A psychological view says I continue if my personality continues. If my mind gets wiped and my brain is reprogrammed with new memories and a new personality, then I stop existing and someone else continues in my body. On the bodily view, I'm still there but think I'm someone else. A conventionalist can say that there's no fact of the matter. If I anticipate having this happen to me, I can wonder whether it would be self-interested or altruistic take some pain medication to cut down on the post-operative headache, given that I don't know if I'll be the one occupying this body after the procedure. Can matters of how we use our language settle whether it's self-interested or altruistic? They can settle what words mean, but are words like 'self' so undefined that there is simply no fact about whose self it is afterward? That's exactly what the conventionalist is saying, and it's a pretty hard bite to swallow for some people. Conventionalism dismisses the problems of personal identity by simply saying that there's no right answer. It's not that there's no such thing as a continuing person. I'll turn to that view in the next post. It's that there's simply no truth about which person is the same one as the earlier one. And if we change how we think and speak, there could come to be such an answer, but right now there's no fact of the matter.

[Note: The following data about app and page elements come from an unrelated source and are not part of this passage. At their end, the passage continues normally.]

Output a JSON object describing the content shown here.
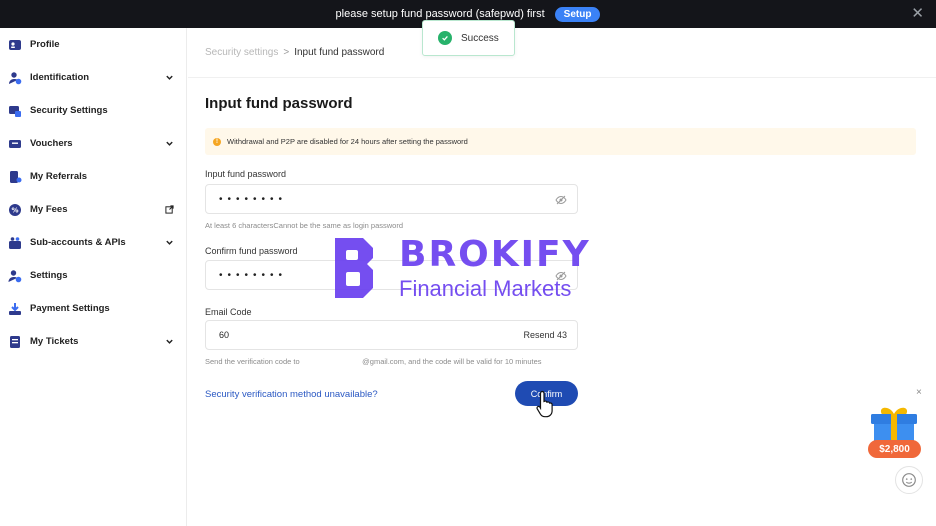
{
  "banner": {
    "message": "please setup fund password (safepwd) first",
    "setup_label": "Setup",
    "close_glyph": "✕"
  },
  "toast": {
    "text": "Success",
    "icon": "check-circle-icon"
  },
  "sidebar": {
    "items": [
      {
        "label": "Profile",
        "icon": "profile-card-icon",
        "trail": ""
      },
      {
        "label": "Identification",
        "icon": "user-check-icon",
        "trail": "chevron-down"
      },
      {
        "label": "Security Settings",
        "icon": "shield-lock-icon",
        "trail": ""
      },
      {
        "label": "Vouchers",
        "icon": "voucher-icon",
        "trail": "chevron-down"
      },
      {
        "label": "My Referrals",
        "icon": "referral-icon",
        "trail": ""
      },
      {
        "label": "My Fees",
        "icon": "percent-icon",
        "trail": "external-link"
      },
      {
        "label": "Sub-accounts & APIs",
        "icon": "sub-accounts-icon",
        "trail": "chevron-down"
      },
      {
        "label": "Settings",
        "icon": "user-gear-icon",
        "trail": ""
      },
      {
        "label": "Payment Settings",
        "icon": "payment-download-icon",
        "trail": ""
      },
      {
        "label": "My Tickets",
        "icon": "ticket-icon",
        "trail": "chevron-down"
      }
    ]
  },
  "breadcrumb": {
    "parent": "Security settings",
    "separator": ">",
    "current": "Input fund password"
  },
  "form": {
    "title": "Input fund password",
    "warning": "Withdrawal and P2P are disabled for 24 hours after setting the password",
    "password": {
      "label": "Input fund password",
      "value": "••••••••",
      "hint": "At least 6 charactersCannot be the same as login password"
    },
    "confirm_password": {
      "label": "Confirm fund password",
      "value": "••••••••"
    },
    "email_code": {
      "label": "Email Code",
      "value": "60",
      "resend": "Resend 43",
      "hint": "Send the verification code to                              @gmail.com, and the code will be valid for 10 minutes"
    },
    "unavailable_link": "Security verification method unavailable?",
    "confirm_label": "Confirm"
  },
  "watermark": {
    "brand": "BROKIFY",
    "tagline": "Financial Markets"
  },
  "promo": {
    "amount": "$2,800",
    "close_glyph": "×"
  },
  "colors": {
    "accent": "#1f4bb3",
    "link": "#2b59c3",
    "success": "#27b26b",
    "warning": "#f5a623",
    "brand": "#663bee",
    "promo": "#f0683a"
  }
}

I think the best alternative to conventionalism comes from recognizing that we often have false beliefs or differing opinions from others around us about difficult matters, and it doesn't stop our words from having a definitive meaning. And some concepts re particularly good candidates for reference because they are especially natural sorts of things to refer to. In science, we often get things wrong and later discover it and then continue using the same term we always did. Atoms were supposed to be indivisible, but we didn't stop calling them atoms when we found out that the things we were calling atoms were divisible. We could still refer to those things by calling them atoms. Something similar happened with heat when we realized there isn't some substance (being called caloric) that explains why things are warmer. We stopped talking about caloric, but we didn't stop talking about heat. That's because, in both cases, there was a natural-enough entity that our terms were able to latch on to, even if some of what we believed about those entities was wrong. Is there a natural-enough entity for terms like 'me' and 'same person' to latch on to, even if people have competing intuitions on the science fiction personal identity cases? There certainly is if dualism is true. It's less so with the other candidates, such as continued psychological continuity (an inherently vague notion) and continued biological continuity or brain continuity (a less-vague notion than psychological continuity but certainly not less vague than dualist minds). I suspect a lot of intuitions about whether our concepts are settled enough will depend on whether you think there's a natural-enough candidate for personal identity that closely-enough matches our concept or competing concepts of personhood and selfhood.

The next post will look at another unconventional approach, nihilism, which is really more like a cluster of related views that deny the existence or persistence of something-or-other (but the different views do it differently).



Powered by Movable Type 5.04